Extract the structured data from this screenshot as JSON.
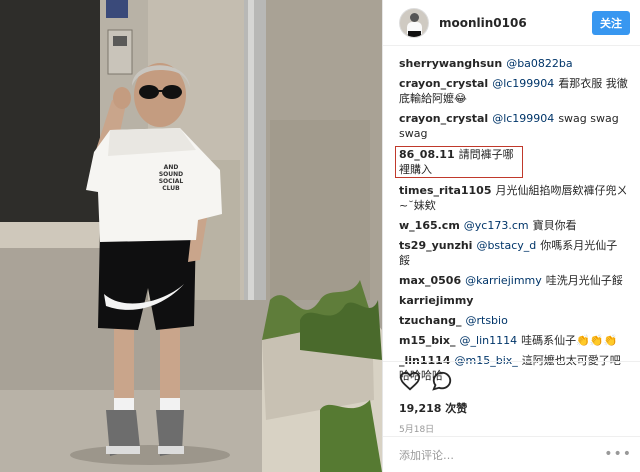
{
  "post": {
    "username": "moonlin0106",
    "follow_label": "关注",
    "likes": "19,218 次赞",
    "date": "5月18日",
    "add_comment_placeholder": "添加评论…",
    "comments": [
      {
        "user": "sherrywanghsun",
        "mention": "@ba0822ba",
        "text": ""
      },
      {
        "user": "crayon_crystal",
        "mention": "@lc199904",
        "text": "看那衣服 我徹底輸給阿嬤😂"
      },
      {
        "user": "crayon_crystal",
        "mention": "@lc199904",
        "text": "swag swag swag"
      },
      {
        "user": "86_08.11",
        "mention": "",
        "text": "請問褲子哪裡購入"
      },
      {
        "user": "times_rita1105",
        "mention": "",
        "text": "月光仙組掐吻唇欸褲仔兜ㄨ~˘妹欸"
      },
      {
        "user": "w_165.cm",
        "mention": "@yc173.cm",
        "text": "寶貝你看"
      },
      {
        "user": "ts29_yunzhi",
        "mention": "@bstacy_d",
        "text": "你嗎系月光仙子餒"
      },
      {
        "user": "max_0506",
        "mention": "@karriejimmy",
        "text": "哇洗月光仙子餒"
      },
      {
        "user": "karriejimmy",
        "mention": "",
        "text": ""
      },
      {
        "user": "tzuchang_",
        "mention": "@rtsbio",
        "text": ""
      },
      {
        "user": "m15_bix_",
        "mention": "@_lin1114",
        "text": "哇碼系仙子👏👏👏"
      },
      {
        "user": "_lin1114",
        "mention": "@m15_bix_",
        "text": "這阿嬤也太可愛了吧哈哈哈哈"
      }
    ]
  },
  "photo": {
    "shirt_print": "AND SOUND SOCIAL CLUB"
  },
  "colors": {
    "accent": "#3897f0",
    "highlight_box": "#c0392b"
  },
  "icons": [
    "heart-icon",
    "comment-icon",
    "more-icon"
  ]
}
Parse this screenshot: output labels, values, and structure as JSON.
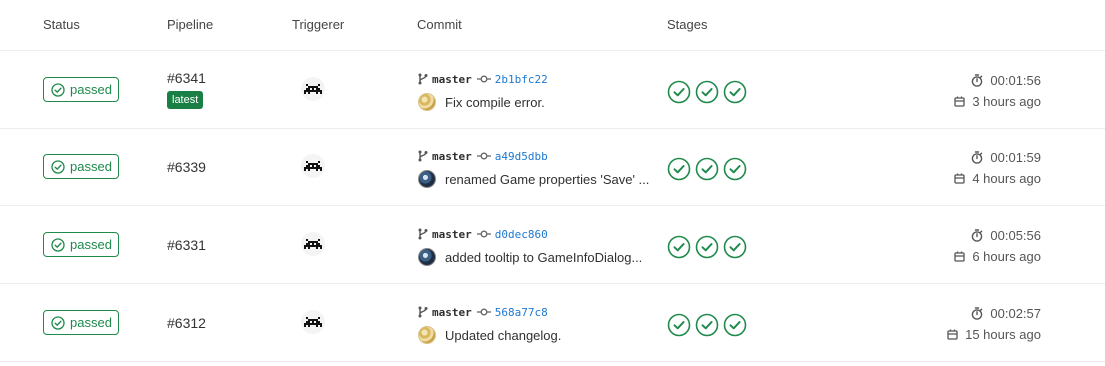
{
  "headers": {
    "status": "Status",
    "pipeline": "Pipeline",
    "triggerer": "Triggerer",
    "commit": "Commit",
    "stages": "Stages"
  },
  "colors": {
    "success": "#1f8a4c",
    "latest_badge": "#1a7f45",
    "sha_link": "#1f78d1"
  },
  "rows": [
    {
      "status": "passed",
      "pipeline_id": "#6341",
      "badge": "latest",
      "branch": "master",
      "sha": "2b1bfc22",
      "message": "Fix compile error.",
      "author_avatar": "gold-pattern-avatar-icon",
      "stages": [
        "passed",
        "passed",
        "passed"
      ],
      "duration": "00:01:56",
      "finished": "3 hours ago"
    },
    {
      "status": "passed",
      "pipeline_id": "#6339",
      "badge": "",
      "branch": "master",
      "sha": "a49d5dbb",
      "message": "renamed Game properties 'Save' ...",
      "author_avatar": "dark-photo-avatar-icon",
      "stages": [
        "passed",
        "passed",
        "passed"
      ],
      "duration": "00:01:59",
      "finished": "4 hours ago"
    },
    {
      "status": "passed",
      "pipeline_id": "#6331",
      "badge": "",
      "branch": "master",
      "sha": "d0dec860",
      "message": "added tooltip to GameInfoDialog...",
      "author_avatar": "dark-photo-avatar-icon",
      "stages": [
        "passed",
        "passed",
        "passed"
      ],
      "duration": "00:05:56",
      "finished": "6 hours ago"
    },
    {
      "status": "passed",
      "pipeline_id": "#6312",
      "badge": "",
      "branch": "master",
      "sha": "568a77c8",
      "message": "Updated changelog.",
      "author_avatar": "gold-pattern-avatar-icon",
      "stages": [
        "passed",
        "passed",
        "passed"
      ],
      "duration": "00:02:57",
      "finished": "15 hours ago"
    }
  ]
}
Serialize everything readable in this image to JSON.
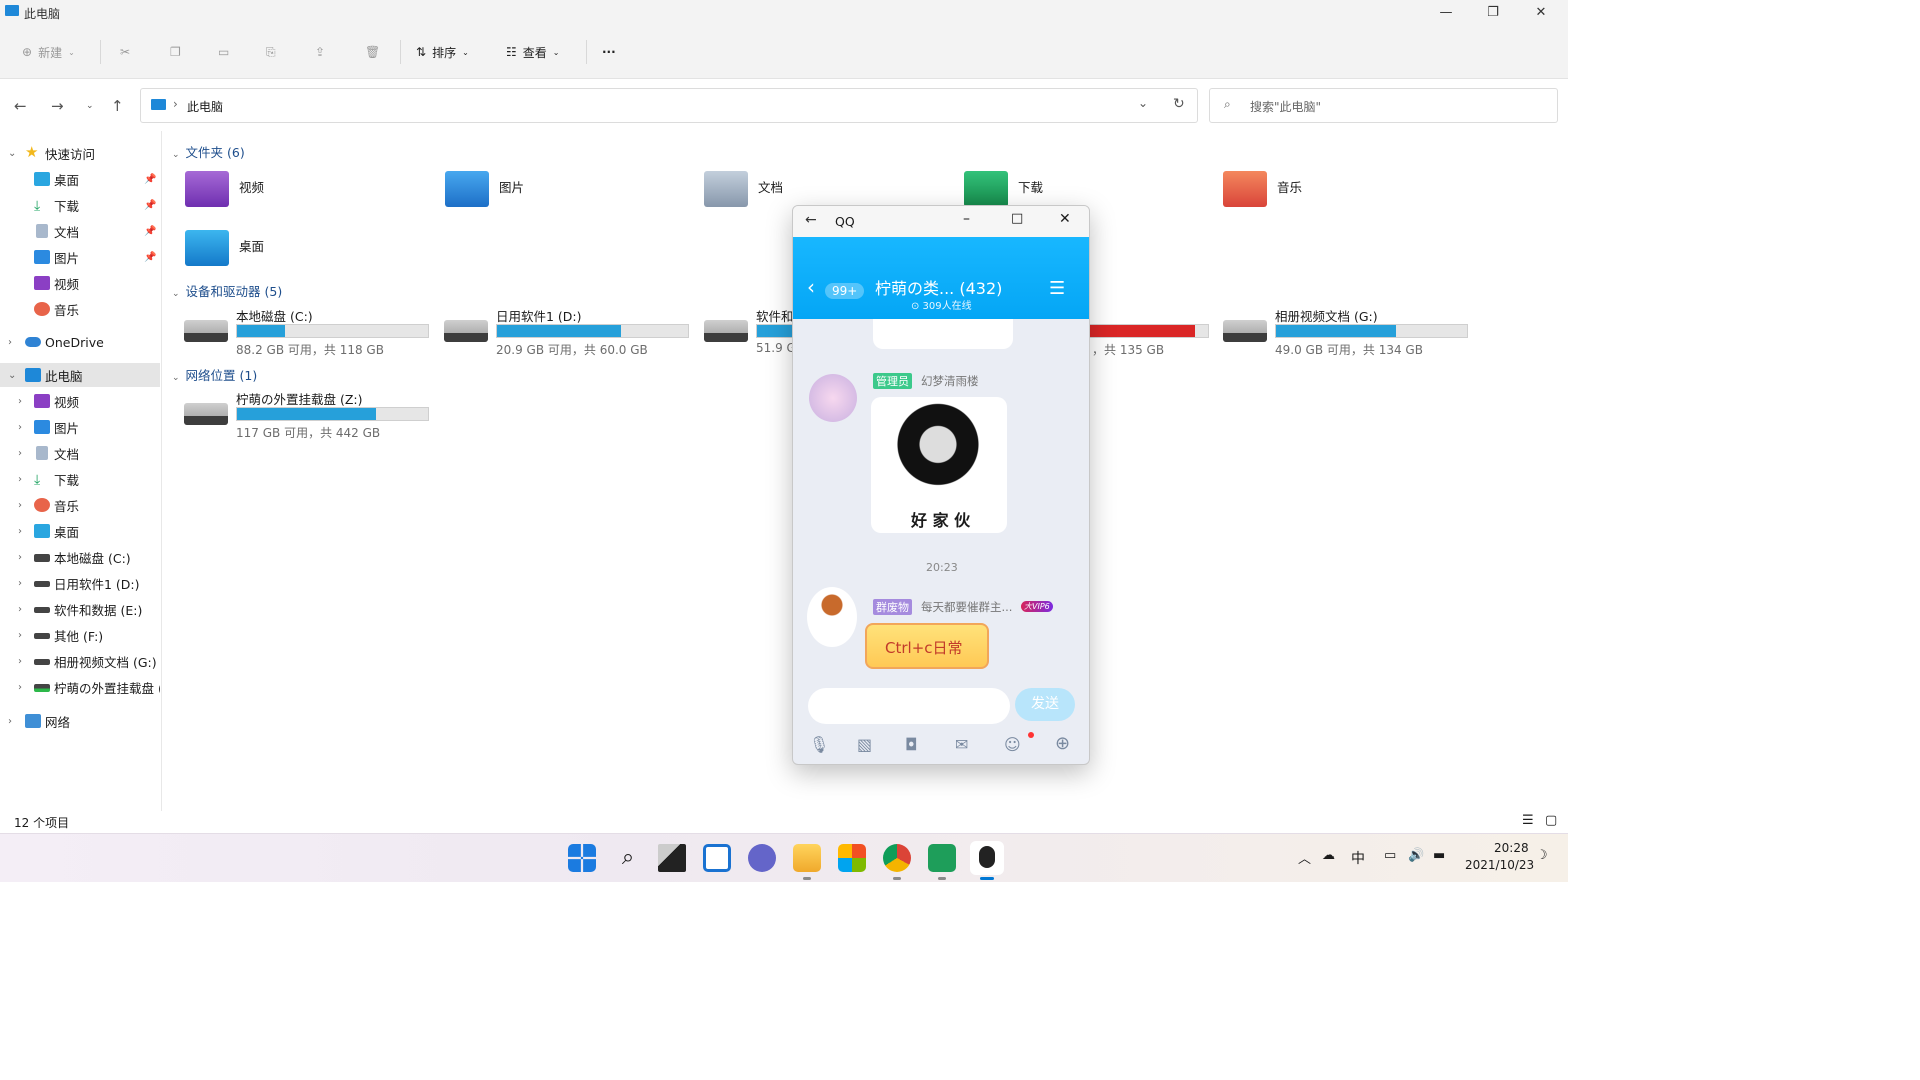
{
  "window": {
    "title": "此电脑",
    "min": "—",
    "max": "❐",
    "close": "✕"
  },
  "toolbar": {
    "new": "新建",
    "sort": "排序",
    "view": "查看",
    "more": "···"
  },
  "address": {
    "path": "此电脑",
    "sep": "›",
    "search_placeholder": "搜索\"此电脑\""
  },
  "sidebar": {
    "quick_access": "快速访问",
    "quick_items": [
      "桌面",
      "下载",
      "文档",
      "图片",
      "视频",
      "音乐"
    ],
    "onedrive": "OneDrive",
    "this_pc": "此电脑",
    "pc_items": [
      "视频",
      "图片",
      "文档",
      "下载",
      "音乐",
      "桌面",
      "本地磁盘 (C:)",
      "日用软件1 (D:)",
      "软件和数据 (E:)",
      "其他 (F:)",
      "相册视频文档 (G:)",
      "柠萌の外置挂载盘 ("
    ],
    "network": "网络"
  },
  "folders_group": "文件夹 (6)",
  "folders": [
    "视频",
    "图片",
    "文档",
    "下载",
    "音乐",
    "桌面"
  ],
  "drives_group": "设备和驱动器 (5)",
  "drives": [
    {
      "name": "本地磁盘 (C:)",
      "free": "88.2 GB 可用，共 118 GB",
      "used": 0.25
    },
    {
      "name": "日用软件1 (D:)",
      "free": "20.9 GB 可用，共 60.0 GB",
      "used": 0.65
    },
    {
      "name": "软件和",
      "free": "51.9 G",
      "used": 0.5
    },
    {
      "name": "",
      "free": "，共 135 GB",
      "used": 0.93
    },
    {
      "name": "相册视频文档 (G:)",
      "free": "49.0 GB 可用，共 134 GB",
      "used": 0.63
    }
  ],
  "network_group": "网络位置 (1)",
  "netdrive": {
    "name": "柠萌の外置挂载盘 (Z:)",
    "free": "117 GB 可用，共 442 GB",
    "used": 0.73
  },
  "status": {
    "count": "12 个项目"
  },
  "qq": {
    "title": "QQ",
    "badge": "99+",
    "group_name": "柠萌の类... (432)",
    "online": "⊙ 309人在线",
    "msg1": {
      "role": "管理员",
      "name": "幻梦清雨楼",
      "sticker_text": "好 家 伙"
    },
    "time": "20:23",
    "msg2": {
      "role": "群废物",
      "name": "每天都要催群主...",
      "vip": "大VIP6",
      "bubble": "Ctrl+c日常"
    },
    "send": "发送"
  },
  "tray": {
    "ime": "中",
    "time": "20:28",
    "date": "2021/10/23"
  },
  "colors": {
    "accent": "#26a0da",
    "full": "#da2626",
    "qq_blue": "#0aaef9"
  }
}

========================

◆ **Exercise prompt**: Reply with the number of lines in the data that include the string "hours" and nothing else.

◆ **Final answer**: 4